I love it that the apple tart sold in the Barnes and Noble cafes is called the Rustic Apple Tart.
I also love (unfortunately) the tart itself, in a love-hate kind of way. It’s a soulless glop of industrial sugar-goo that delivers a Mike Tyson body blow of 390 calories. Deciding to ingest the thing requires an odd mix of indulgence and self-loathing.
Once consumed, it delivers the eater into a dull, narcotic fullness. Your feeling of disappointment (I just ate that?) is steamrolled by the gelatinous volume resting in your gut.
And again, the name: Rustic Apple Tart.
That name is a work of fiction as imaginative as any novel that sits on the bookstore’s shelves. “Rustic”? These gloppy tarts must be cranked out by the carton-load by a large commercial bakery. They probably spend days on large trucks as they’re shipped to BN’s many locations.
But I don’t want to think about that – no, it’s not just a mound of industro-jelly. Really, I tell myself, it’s a rustic tart made by an old-fashioned baker….
[Cue the fairy dust music…the screen gets all wavy…we travel to a new dimension…]
Yes, I bite into the Rustic Apple Tart and its roughhewn charm bedazzles me. Rustic is indeed the word. Subtle flavors, redolent of a warm breeze on a clear Vermont afternoon. An autumnal sweetness, a touch of golden, sun-loved honey. The very taste transports me….
The men around these parts can be gruff, they favor plaid flannel and untamed facial hair. And the women? They know how to tan leather and make a fine pie, and they’re sturdy. They save pieces of string in small woolen bags; there may be a good use for them later.
The children play with simple wooden toys, and like to engage in spirited horseplay after school. They’re wholesome and red-cheeked and have names like Samuel and Virginia and Charles….
[Again the fairy dust music tinkle…with a reluctant sigh we return to reality….]
But It’s Not Just the Tart That’s Rustic
The Rustic Tart is easy to lampoon, but my fondness for it is sincere at one level. They’re part of my afternoons at Barnes and Noble, which is my treasured home away from home. I’ve spent some sweet Saturday afternoons there.
But here’s the problem: BN is clearly imperiled. It’s threatened by Amazon, which now sells one out of every two books in America. And it’s threatened by its own business stumbles; it’s losing money amid sales declines in an otherwise strong economy.
In short, Barnes and Noble itself seems “rustic,” as if it’s a relic of an earlier era. I hope I’m wrong about that. It’d be heartbreaking if BN’s 600 stores nationwide were to close.
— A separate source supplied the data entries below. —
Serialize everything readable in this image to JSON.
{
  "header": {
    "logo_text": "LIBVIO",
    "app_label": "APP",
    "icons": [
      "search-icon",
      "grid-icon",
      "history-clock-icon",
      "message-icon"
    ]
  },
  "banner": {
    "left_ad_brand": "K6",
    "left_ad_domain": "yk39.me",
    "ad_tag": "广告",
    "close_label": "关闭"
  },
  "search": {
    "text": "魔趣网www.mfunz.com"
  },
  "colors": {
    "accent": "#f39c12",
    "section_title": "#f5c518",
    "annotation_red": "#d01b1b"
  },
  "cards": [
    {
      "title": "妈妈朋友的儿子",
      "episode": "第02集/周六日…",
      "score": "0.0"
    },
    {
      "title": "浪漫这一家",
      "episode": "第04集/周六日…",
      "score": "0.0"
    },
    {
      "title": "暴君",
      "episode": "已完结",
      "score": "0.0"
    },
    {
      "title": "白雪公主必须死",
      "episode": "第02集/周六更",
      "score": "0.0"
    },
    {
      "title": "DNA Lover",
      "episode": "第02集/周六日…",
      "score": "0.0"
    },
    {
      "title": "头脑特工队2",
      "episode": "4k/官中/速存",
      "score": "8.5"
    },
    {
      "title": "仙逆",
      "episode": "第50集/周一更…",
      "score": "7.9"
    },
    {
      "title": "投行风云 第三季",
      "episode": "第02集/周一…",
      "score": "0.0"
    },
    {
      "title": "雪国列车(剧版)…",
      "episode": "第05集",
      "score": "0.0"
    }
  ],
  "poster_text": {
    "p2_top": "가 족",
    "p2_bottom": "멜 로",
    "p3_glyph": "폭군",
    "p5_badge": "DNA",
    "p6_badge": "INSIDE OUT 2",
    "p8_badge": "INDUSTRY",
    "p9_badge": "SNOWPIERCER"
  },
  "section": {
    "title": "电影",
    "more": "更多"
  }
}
Big chunks of the US would have no bookstore.
And sure, I like indie book shops – and they’re growing, which is fantastic news. Independent book shops are usually intimate, literary affairs, with clerks who love books. Indie booksellers look at BN and see a soulless warehouse of books – with some justification.
BN is like the Rustic Apple Tart of bookstores: big, with an empty, mass-produced feel.
But for me, my local Barnes and Noble is a place to be. It’s my second living room. It’s large enough so I can hang out there. Peruse all the new titles, browse the magazines, sit and read, work on my laptop. I typically come home with a new book.
Indie shops are typically small, even cramped, and aren’t hospitable to hanging out like the capacious BN. Nor do they have all the new books and magazines; BN’s freshly stocked shelves/tables provides the big picture.
So here’s hoping that BN survives. If I were its CEO, I’d make it a hub for book events, boost the readings, turn it into community hotspot – use that big space to host people (that is, shoppers). In the mean time, I’ll support BN by continuing to buy those delicious, homemade Rustic Apple Tarts.
On an optimistic note, the book industry continues to survive. There’s no sales juggernaut, but this chart suggests there’s room for numerous retailers. (Not to mention authors…)
Current and forecast global book publishing revenue. Source: Statistica.